1. The applicant organisation complains under Articles 9 and 11 of the Convention about the refusal to register their denomination. (...)
The Court notes that the proceedings brought by the applicant against the Government were unsuccessful due to the applicant's failure to observe the registration procedure as provided for by the Religious Denominations Act. In particular, the domestic courts found that the applicant had failed to submit to the Government a document containing the fundamental principles of its religion.
The applicant does not complain, and the Court does not find, any indication that the law in question was unreasonable or arbitrarily applied against the applicant.
The Court considers that the requirement to obtain registration under the law in force at the material time served the legitimate aim of allowing the Government to ensure that the religious organisations aspiring to their official recognition by the State were acting in accordance with the law, did not present any danger for a democratic society and did not carry out any activity directed against the interests of public safety, public order, health, morals or the rights and freedoms of others.
The applicant organisation was denied registration due to its failure to present to the Government a document setting out the fundamental principles of their religion. Without such a document the State could not determine the authenticity of the organisation seeking recognition as a religion and whether the denomination in question presented any danger for a democratic society.
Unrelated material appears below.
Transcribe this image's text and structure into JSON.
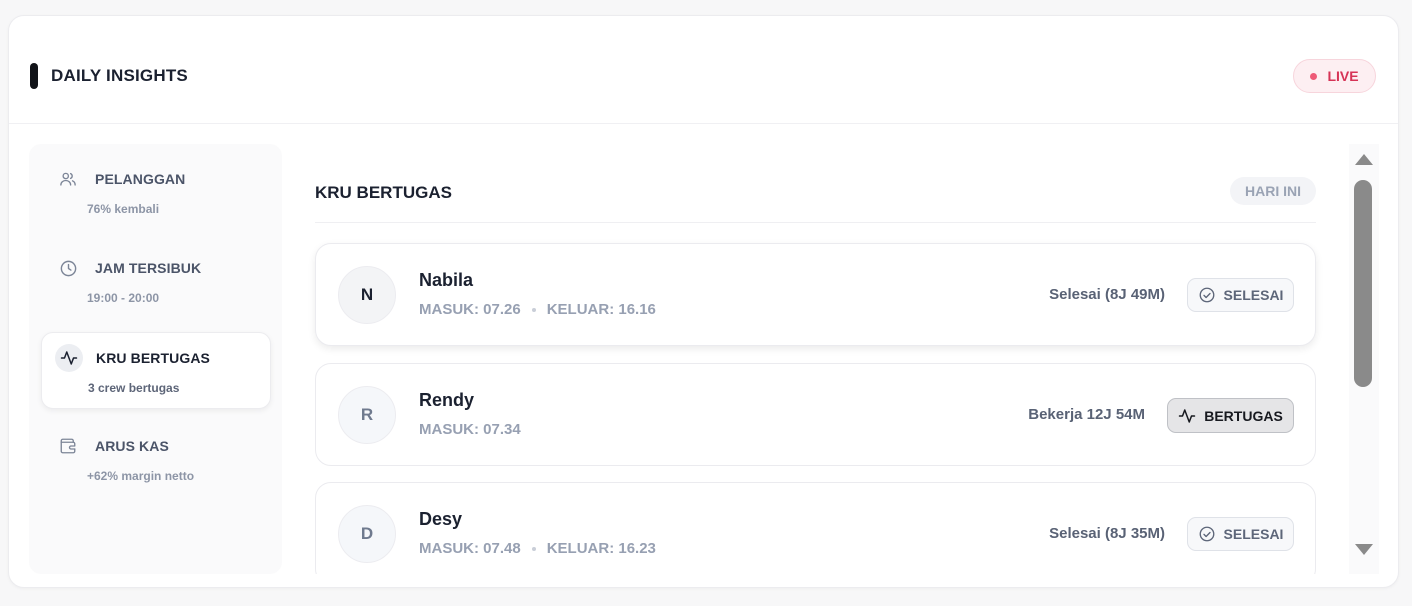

The Court does not consider that such a requirement is too onerous and thus disproportionate under Article 9 of the Convention.
In such circumstances, the failure properly to seize the domestic authorities amounts to non-exhaustion of domestic remedies.
It follows that this part of application must be rejected under Article 35 §§ 1 and 4 of the Convention for non-exhaustion of domestic remedies.back